His first day in court came four months after another Mexican journalist who claimed to have received threats from Mexican state officials protecting drug traffickers and had his U.S. asylum request granted _ making Jorge Luis Aguirre the first reporter to receive asylum since Mexico's bloody drug war erupted and cartels began targeting the media to silence coverage.

Aguirre fled across the border after Gutierrez, but pleaded his case through an application rather than in court. The September decision to grant Aguirre asylum was heralded by supporters as a potential indication that the U.S. was recognizing the country's reporters as a targeted group.

In El Paso to testify on Gutierrez's behalf Friday were Ricardo Sandoval of the Washington-based Center for Public Integrity, and Mike O'Connor, of the Committee to Protect Journalists in Mexico City, as well as Gustavo de la Rosa Hickerson, head of the Ciudad Juarez office of Mexico's National Commission on Human Rights. When it became clear there wouldn't be enough time for them to address the hearing Friday, the judge called the trio in to introduce themselves.

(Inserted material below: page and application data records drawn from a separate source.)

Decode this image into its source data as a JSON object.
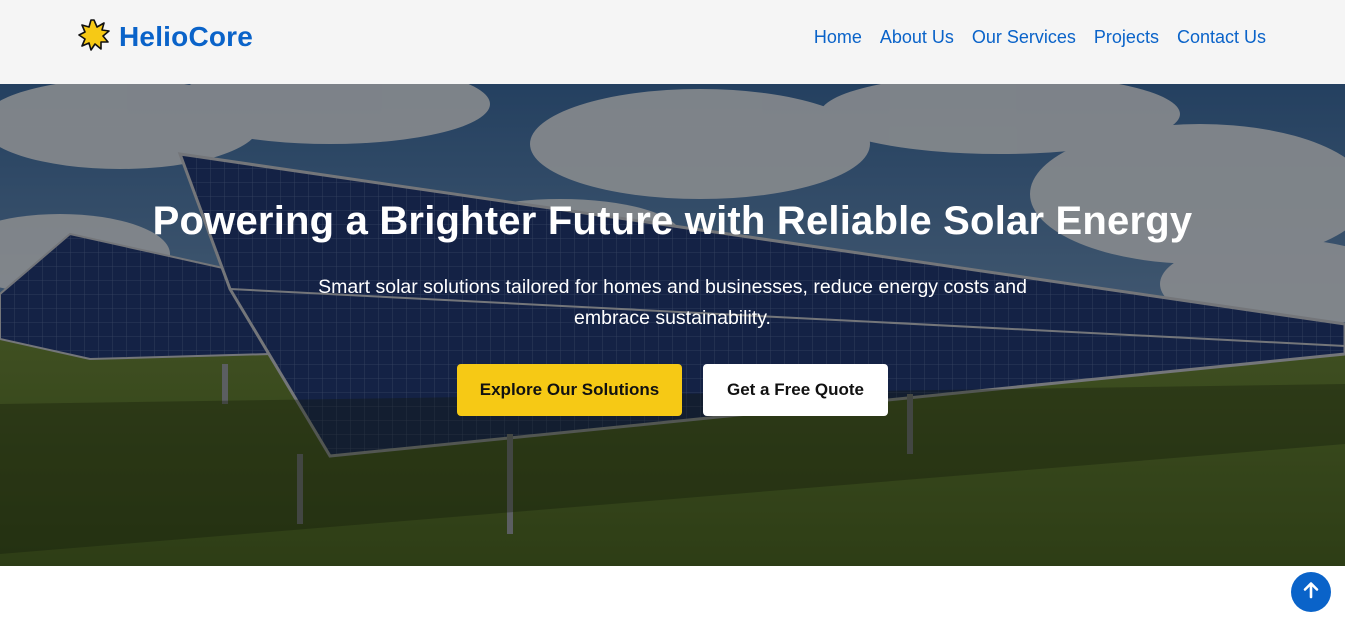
{
  "brand": {
    "name": "HelioCore",
    "logo_icon": "sun-icon",
    "logo_color": "#f6c915"
  },
  "nav": {
    "items": [
      {
        "label": "Home"
      },
      {
        "label": "About Us"
      },
      {
        "label": "Our Services"
      },
      {
        "label": "Projects"
      },
      {
        "label": "Contact Us"
      }
    ]
  },
  "hero": {
    "title": "Powering a Brighter Future with Reliable Solar Energy",
    "subtitle": "Smart solar solutions tailored for homes and businesses, reduce energy costs and embrace sustainability.",
    "primary_button": "Explore Our Solutions",
    "secondary_button": "Get a Free Quote",
    "background_image": "solar-panels-field"
  },
  "scroll_top": {
    "icon": "arrow-up-icon"
  },
  "colors": {
    "brand_blue": "#0a63c9",
    "accent_yellow": "#f6c915",
    "header_bg": "#f5f5f5"
  }
}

If they can't return in person when the hearing resumes, they will be allowed to testify by phone or video conference.

"He wants to make a careful decision, to take his time," Sandoval, a former U.S. newspaper correspondent long assigned to Mexico City, said of the judge.

Asked what he might do if his request is denied, Gutierrez said "we haven't come up with a plan B because we are confident that they are going to give us asylum."

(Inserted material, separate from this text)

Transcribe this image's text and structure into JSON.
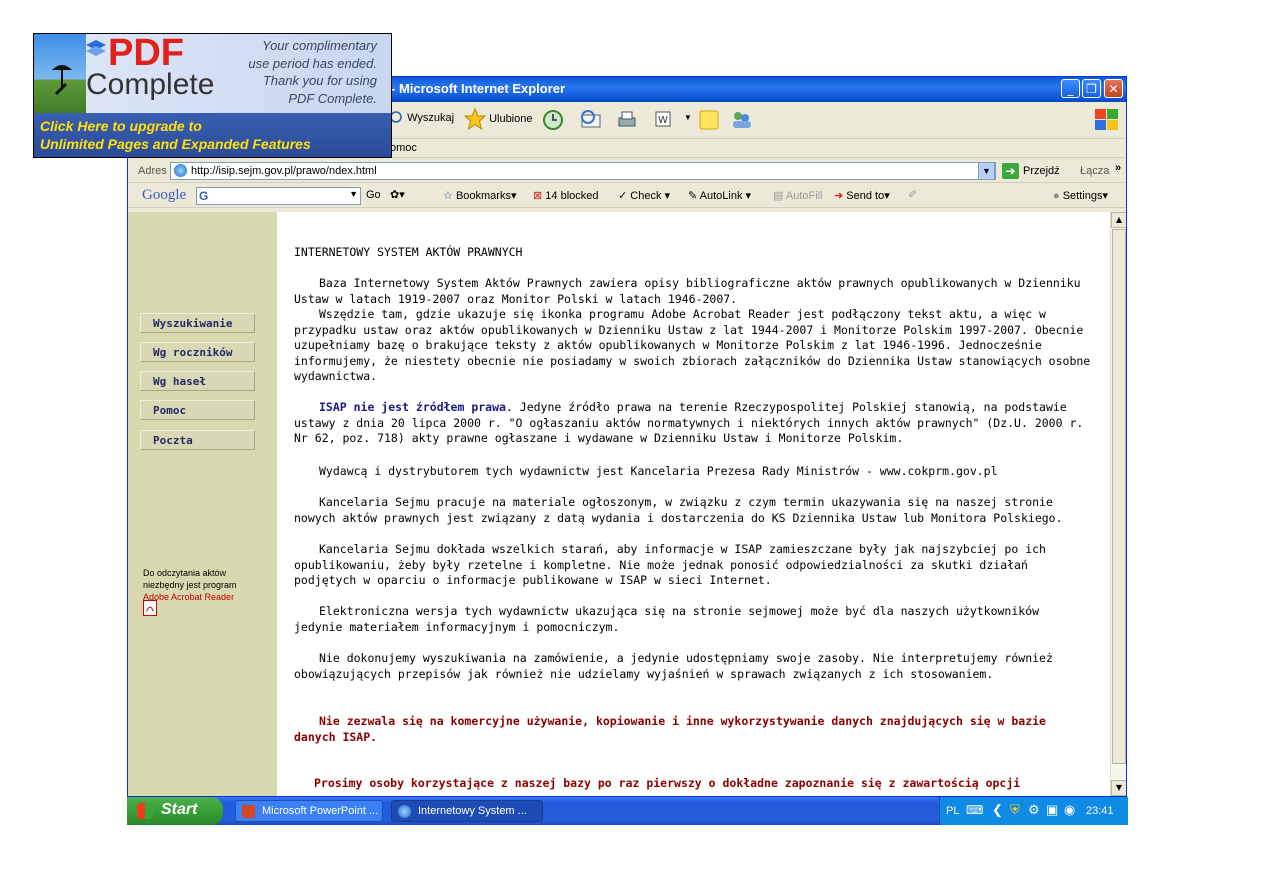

Asylum proceedings in the U.S. generally are not public, and federal officials routinely decline to even acknowledge individual cases, citing the need to protect applicants.

Gutierrez was a reporter in Ascension, Mexico, when in June 2008, men identifying themselves as soldiers ransacked his house and he was told they were planning to kill him. He headed with his son to a border crossing in New Mexico, about 170 miles west of El Paso.

The reporter was held in an immigration jail for seven months, and since then has supported himself by working odd jobs around Las Cruces, New Mexico.

Mexican asylum-seekers face long odds. The U.S. receives nearly 3,000 asylum requests from Mexico each year, but just 252 of those cases were granted between 2005 and 2009.

Despite the violence gripping Mexico, fear of being hurt isn't sufficient grounds for asylum. Cases hinge on proving that a person is being persecuted because of race, religion, political views, nationality or membership in a particular social group.

Aguirre wrote in an e-mail that he thought Gutierrez had a "great chance of winning" because the case is internationally known. But he said the U.S. government also may be concerned about potentially encouraging "a new exodus" of media members across the border.

Asked if he had any response to concerns that if he is granted asylum, a flood of other journalists may follow, Gutierrez said, "we hope that more journalists do seek political asylum because there is no security and the protocols that Mexico has put in place . . . don't offer the slightest bit of protection to journalists."

The Mexican government reported that more than 3,000 people were killed in Ciudad Juarez in 2010, making it one of the most dangerous places in the world.


Associated Press writer Paul J. Weber in San Antonio contributed to this report.